Pub Date: Feb. 1st, 2005
ISBN: 0-8021-1791-0
Publisher: Grove

The French philosophe’s ebullient, incredibly productive years in exile, admirably drawn by the London Financial Times’ former foreign-affairs columnist.

Louis XV was not interested in inviting Voltaire back into the Versailles fold when, in 1753, the writer sought to return from Potsdam. So this leading member of the Enlightenment, ever to be an individualist and outsider, settled in Geneva, where he promptly garnered the Calvinist establishment’s censure. Drawing on what he calls Voltaire’s “meta-autobiography,” a luxurious 15,000 letters collected by his executors from across Europe, Davidson above all traces his subject’s moral development. During these years, the writer crusaded against “superstition, theological repression, Jesuits, monks, fanatical regicides, and the Inquisition in every shape.” He wrote the skewering Candide. He became a landowner and gained a measure of appreciation for the everyday suffering of the toilers in his fields at Ferney. Davidson ably tenders the push-pull of Voltaire’s convictions: he campaigned against miscarriages of justice, particularly as they pertained to Christian fanaticism and the repressive alliance between church and state, but he was anti-Semitic and accepted the need for capital punishment and torture. Often seen as a philosophical forerunner of the French Revolution, in fact he condemned the popular voice (“which is almost always absurd”) and firmly believed in the rights and responsibilities of a quasi-feudal order. Overriding these fissures, however, is Voltaire’s sense of tolerance, his witty brevity in writing for the common man, and his willingness to poke a finger in the eye of powermongers. Davidson imbues the Frenchman’s life with the warmth of his personality, detailing his relationship with Mme. Denis, his love of wine and food, and his ongoing affection for the theater, his gardens, and his multitude of acquaintances.
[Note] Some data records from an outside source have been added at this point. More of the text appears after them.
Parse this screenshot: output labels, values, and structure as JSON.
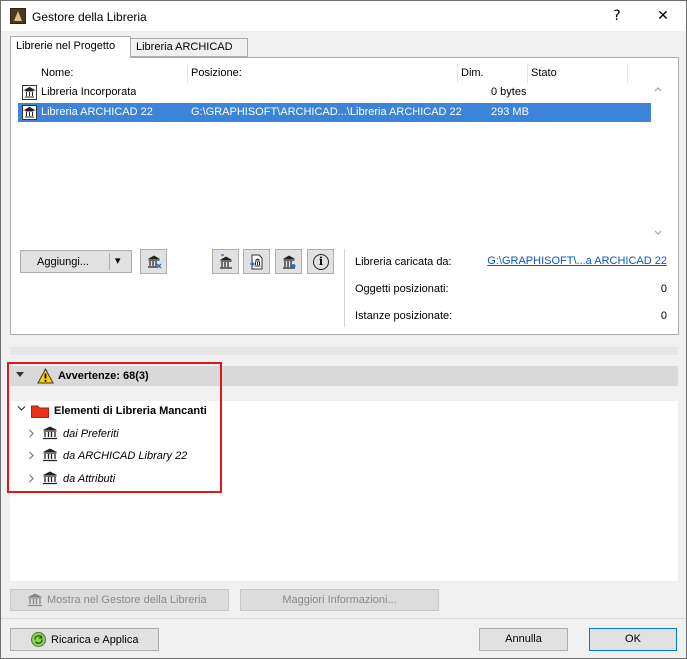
{
  "window": {
    "title": "Gestore della Libreria",
    "help_label": "?",
    "close_label": "✕"
  },
  "tabs": [
    {
      "label": "Librerie nel Progetto",
      "active": true
    },
    {
      "label": "Libreria ARCHICAD 22",
      "active": false
    }
  ],
  "library_table": {
    "columns": [
      "Nome:",
      "Posizione:",
      "Dim.",
      "Stato"
    ],
    "rows": [
      {
        "name": "Libreria Incorporata",
        "path": "",
        "size": "0 bytes",
        "status": "",
        "selected": false
      },
      {
        "name": "Libreria ARCHICAD 22",
        "path": "G:\\GRAPHISOFT\\ARCHICAD...\\Libreria ARCHICAD 22",
        "size": "293 MB",
        "status": "",
        "selected": true
      }
    ]
  },
  "toolbar": {
    "add_label": "Aggiungi...",
    "dropdown_arrow": "▾",
    "info_icon": "i"
  },
  "info": {
    "loaded_from_label": "Libreria caricata da:",
    "loaded_from_value": "G:\\GRAPHISOFT\\...a ARCHICAD 22",
    "placed_objects_label": "Oggetti posizionati:",
    "placed_objects_value": "0",
    "placed_instances_label": "Istanze posizionate:",
    "placed_instances_value": "0"
  },
  "warnings": {
    "header": "Avvertenze: 68(3)",
    "tree": {
      "root": "Elementi di Libreria Mancanti",
      "children": [
        "dai Preferiti",
        "da ARCHICAD Library 22",
        "da Attributi"
      ]
    }
  },
  "bottom": {
    "show_in_manager_label": "Mostra nel Gestore della Libreria",
    "more_info_label": "Maggiori Informazioni...",
    "reload_apply_label": "Ricarica e Applica",
    "cancel_label": "Annulla",
    "ok_label": "OK"
  },
  "colors": {
    "selection": "#3b84d8",
    "link": "#0b55c4",
    "highlight_box": "#e0171c",
    "folder": "#e8301c"
  }
}
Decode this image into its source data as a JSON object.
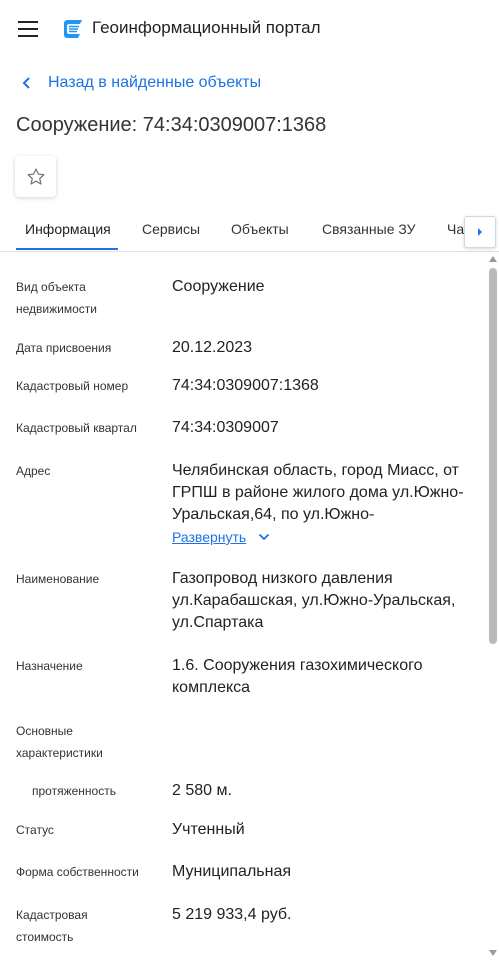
{
  "header": {
    "title": "Геоинформационный портал"
  },
  "back_link": "Назад в найденные объекты",
  "page_title": "Сооружение: 74:34:0309007:1368",
  "tabs": [
    {
      "label": "Информация"
    },
    {
      "label": "Сервисы"
    },
    {
      "label": "Объекты"
    },
    {
      "label": "Связанные ЗУ"
    },
    {
      "label": "Ча"
    }
  ],
  "fields": {
    "kind_label": "Вид объекта недвижимости",
    "kind_value": "Сооружение",
    "date_label": "Дата присвоения",
    "date_value": "20.12.2023",
    "cadnum_label": "Кадастровый номер",
    "cadnum_value": "74:34:0309007:1368",
    "quarter_label": "Кадастровый квартал",
    "quarter_value": "74:34:0309007",
    "address_label": "Адрес",
    "address_value": "Челябинская область, город Миасс, от ГРПШ в районе жилого дома ул.Южно-Уральская,64, по ул.Южно-",
    "address_expand": "Развернуть",
    "name_label": "Наименование",
    "name_value": "Газопровод низкого давления ул.Карабашская, ул.Южно-Уральская, ул.Спартака",
    "purpose_label": "Назначение",
    "purpose_value": "1.6. Сооружения газохимического комплекса",
    "main_char_label": "Основные характеристики",
    "length_label": "протяженность",
    "length_value": "2 580 м.",
    "status_label": "Статус",
    "status_value": "Учтенный",
    "ownership_label": "Форма собственности",
    "ownership_value": "Муниципальная",
    "cost_label": "Кадастровая стоимость",
    "cost_value": "5 219 933,4 руб."
  },
  "colors": {
    "accent": "#1a73e8",
    "logo": "#2196f3"
  },
  "icons": [
    "menu-icon",
    "portal-logo-icon",
    "chevron-left-icon",
    "star-icon",
    "chevron-right-icon",
    "chevron-down-icon"
  ]
}
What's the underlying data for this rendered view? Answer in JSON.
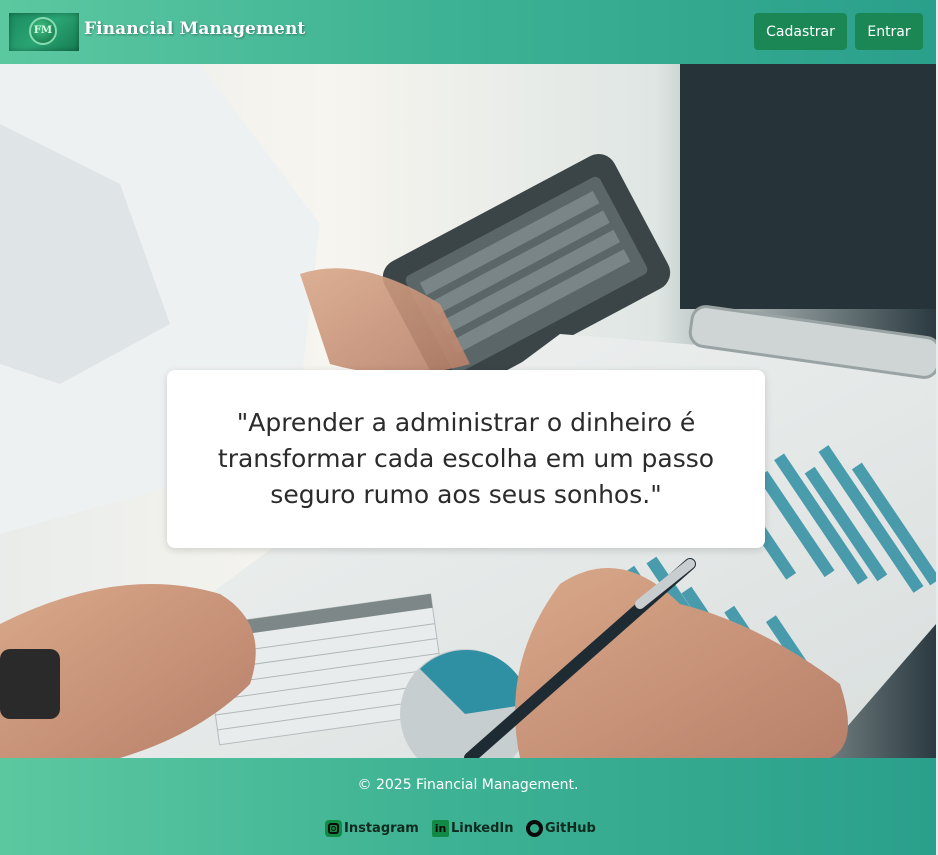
{
  "header": {
    "logo_mark": "FM",
    "brand": "Financial Management",
    "register_label": "Cadastrar",
    "login_label": "Entrar"
  },
  "hero": {
    "image": "photo of a person holding a calculator and a pen over printed financial charts on a clipboard",
    "quote": "\"Aprender a administrar o dinheiro é transformar cada escolha em um passo seguro rumo aos seus sonhos.\""
  },
  "footer": {
    "copyright": "© 2025 Financial Management.",
    "links": [
      {
        "label": "Instagram",
        "icon": "instagram-icon"
      },
      {
        "label": "LinkedIn",
        "icon": "linkedin-icon"
      },
      {
        "label": "GitHub",
        "icon": "github-icon"
      }
    ]
  },
  "colors": {
    "header_gradient_start": "#5cc8a0",
    "header_gradient_end": "#2a9f8b",
    "button_bg": "#1a8755",
    "chart_teal": "#2f8fa3"
  }
}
A well-tempered work from whose pages Voltaire gracefully and realistically rises: wiser, more caring and generous, always eloquent as the years gain upon him. (8 pp. b&w illustrations, not seen)